- Your money may need to last longer than you expect.
- Determining a realistic withdrawal rate is critical.
- Some retired couples may spend a total of $365,000 - $454,000 on health care1.
- Your emergency fund should cover six months of expenses.
You've worked hard and saved for the future — now you need to make sure your savings last the rest of your life. By understanding the risks you face, you can make smart choices about how much to withdraw and how to handle unexpected financial challenges.
The financial implications of a long life
A long life is a wonderful thing. But it does add a challenge to retirement planning. According to Craig Brimhall, Vice President of Retirement Wealth Strategies for Ameriprise Financial, "The biggest risk that future retirees face is running out of money — and losing financial independence. You've got to plan ahead so your money lasts as long as you do."
These statistics from the Society of Actuaries2 support his point:
- 82% of couples who are both at least age 65 can both expect to live until at least age 85.
- 60% can expect to live until 90.
- 33% can expect to live to 95.
A smart, conservative withdrawal plan can help. Working with a financial advisor to decide how much to withdraw, which accounts to take the money from, and when to do so can help secure a comfortable retirement for you and your spouse or partner, and help ensure your retirement income lasts as long as possible.
Determining a sustainable withdrawal rate
How much can you afford to withdraw from your savings each year? While it depends on your individual needs, many retirees have an unrealistic idea of the amounts they can withdraw annually without running out of money. Aggressive withdrawals are generally unsustainable — especially when the markets are down.
In reality, withdrawing 4% to 5% in the first year, with cost-of-living adjustments to the payment amount in subsequent years, may be realistic for many people over the long term, as shown in this chart. However, it is advantageous to take the smallest possible amount.
Withdrawal ratesView Larger
Planning for health care expenses
The cost of health care in America is rising astronomically. Combined with longer lives and less insurance coverage, this presents a potentially huge expense for retirees. What can you do?
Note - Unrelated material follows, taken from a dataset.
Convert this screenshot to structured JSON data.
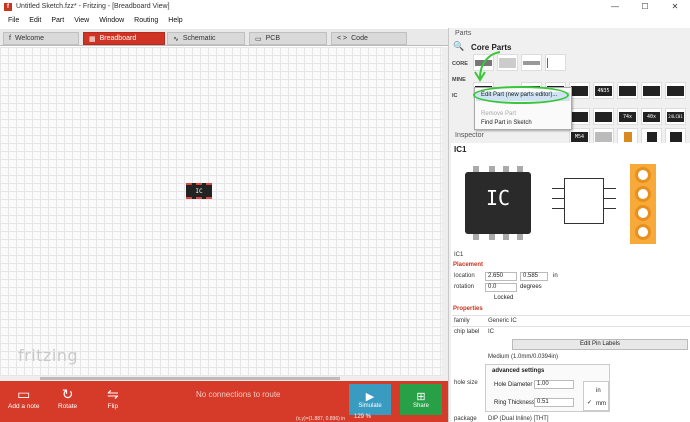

A good approach is to factor health care costs into your retirement expenses. By 2020, a 65-year-old married couple without an employer-based health plan and with median drug expenses could need a total of $365,000 to $454,000 for insurance premiums and out-of-pocket medical expenses during retirement.1
By accounting for these expenses in your retirement plan, understanding your options for Medicare or other health care solutions, and/or securing long-term care insurance, you may be able to avoid tapping your other savings.
Preparing for the unexpected
While no one can predict the future, you can prepare by taking a few simple steps. For example, always keep enough cash to last six months easily accessible. With this cash reserve available, you may not have to deplete your main savings in the event of an emergency, or be required to liquidate longer-term investments.
Your Ameriprise financial advisor can help you develop a plan for making your savings last as long as possible, protecting your assets from health care expenses and preparing you for unexpected events with easily accessible savings accounts. To learn more, find an Ameriprise financial advisor in your area.
Brokerage, investment and financial advisory services are made available through Ameriprise Financial Services, Inc. Member FINRA and SIPC. Some products and services may not be available in all jurisdictions or to all clients.
1 Source: Employee Benefits Research Institute (ebri.org) December 2010 Issue Brief No. 351. Savings needed for Medigap Premiums, Medicare Part B Premiums, Medicare Part D Premiums and Out-of-Pocket Drug Expenses for Retirement at Age 65 in 2020. Based on couples age 65 in 2020 without an employer-based health plan and with median drug costs who choose to save in the 75 - 90 percentile. Does not include long-term health care costs.
2 Source: Society of Actuaries' Annuity 2000 Mortality tables. Copyright 2009 by the Society of Actuaries, Schaumburg, Illinois. Posted with permission.